But the main attraction was a live Dr. Who: Peter Davison, the fifth Dr. Who, who left the series after three years in 1985. Though only a few of his episodes have been seen in the Twin Cities because of the show's peculiar distribution, Davison was greeted with thunderous applause and a relentless storm of flashbulbs when he took the Prom Center stage.

"Science fiction of any kind seems to attract fans in the literal sense of the word - the hard core," Davison said in an interview. "But Dr. Who is unique.
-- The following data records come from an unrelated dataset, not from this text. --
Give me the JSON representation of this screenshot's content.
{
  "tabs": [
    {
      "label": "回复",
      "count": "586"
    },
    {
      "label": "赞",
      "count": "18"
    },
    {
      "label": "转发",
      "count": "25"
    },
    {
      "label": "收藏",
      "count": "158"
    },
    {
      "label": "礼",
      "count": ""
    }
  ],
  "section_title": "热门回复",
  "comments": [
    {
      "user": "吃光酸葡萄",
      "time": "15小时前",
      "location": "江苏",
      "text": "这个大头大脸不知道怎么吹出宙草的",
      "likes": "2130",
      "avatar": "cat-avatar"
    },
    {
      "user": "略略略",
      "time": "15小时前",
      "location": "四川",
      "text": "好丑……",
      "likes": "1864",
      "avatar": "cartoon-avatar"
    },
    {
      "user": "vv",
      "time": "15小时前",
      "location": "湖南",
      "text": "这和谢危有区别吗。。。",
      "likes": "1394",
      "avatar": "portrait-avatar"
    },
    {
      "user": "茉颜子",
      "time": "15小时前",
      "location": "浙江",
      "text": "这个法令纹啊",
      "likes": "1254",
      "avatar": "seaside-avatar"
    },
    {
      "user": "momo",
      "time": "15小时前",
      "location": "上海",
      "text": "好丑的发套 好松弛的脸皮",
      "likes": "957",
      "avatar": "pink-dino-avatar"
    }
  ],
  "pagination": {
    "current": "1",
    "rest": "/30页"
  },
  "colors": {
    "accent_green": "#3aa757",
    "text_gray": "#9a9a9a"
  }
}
It was only planned for about six episodes. It wasn't a formula series. He's not a superhero."

Davison told the crowd it was actually difficult for him to become Dr. Who after gaining notice in his role as a veterinarian on another BBC series, "All Creatures Great and Small."

"I'd watched Dr. Who since I was 12," he said. "To be faced with a part you've grown up with, the mind sort of goes into meltdown.

"But the best thing about being Dr. Who is that you can get into the BBC car park."

Davison answered questions from the crowd, saying only facetiously that his ambition is "to get into the part again when I'm about 60, and then do it till I drop."

Festival organizer Ron Katz announced that the large turnout prompted Who officials to schedule another for October, possibly at Northrop Auditorium, with an appearance by current Dr. Who, Colin Baker.

Glenn Fisher, membership manager for KTCA-TV, which airs Dr. Who in the Twin Cities and around Minnesota, said the event was held to give Who fans "something tangible." KTCA, which also sponsors a Dr. Who answer line once a week, also got something tangible from the festival - a cut of the ticket sales that could amount to as much as $4,000, according to both Fisher and Katz.

Disclaimer: These citations are created on-the-fly using primitive parsing techniques. You should double-check all citations. Send feedback to whovian@cuttingsarchive.org

  • APA 6th ed.: McAuliffe, Bill (1986-05-24). Festival draws fans of TV's Dr. Who. Minneapolis Star Tribune p. 10D.
  • MLA 7th ed.: McAuliffe, Bill. "Festival draws fans of TV's Dr. Who." Minneapolis Star Tribune [add city] 1986-05-24, 10D. Print.
  • Chicago 15th ed.: McAuliffe, Bill. "Festival draws fans of TV's Dr. Who." Minneapolis Star Tribune, edition, sec., 1986-05-24
  • Turabian: McAuliffe, Bill. "Festival draws fans of TV's Dr. Who." Minneapolis Star Tribune, 1986-05-24, section, 10D edition.
  • Wikipedia (this article): <ref>{{cite news| title=Festival draws fans of TV's Dr. Who | url=http://cuttingsarchive.org/index.php/Festival_draws_fans_of_TV%27s_Dr._Who | work=Minneapolis Star Tribune | pages=10D | date=1986-05-24 | via=Doctor Who Cuttings Archive | accessdate=5 December 2019 }}</ref>
  • Wikipedia (this page): <ref>{{cite web | title=Festival draws fans of TV's Dr. Who | url=http://cuttingsarchive.org/index.php/Festival_draws_fans_of_TV%27s_Dr._Who | work=Doctor Who Cuttings Archive | accessdate=5 December 2019}}</ref>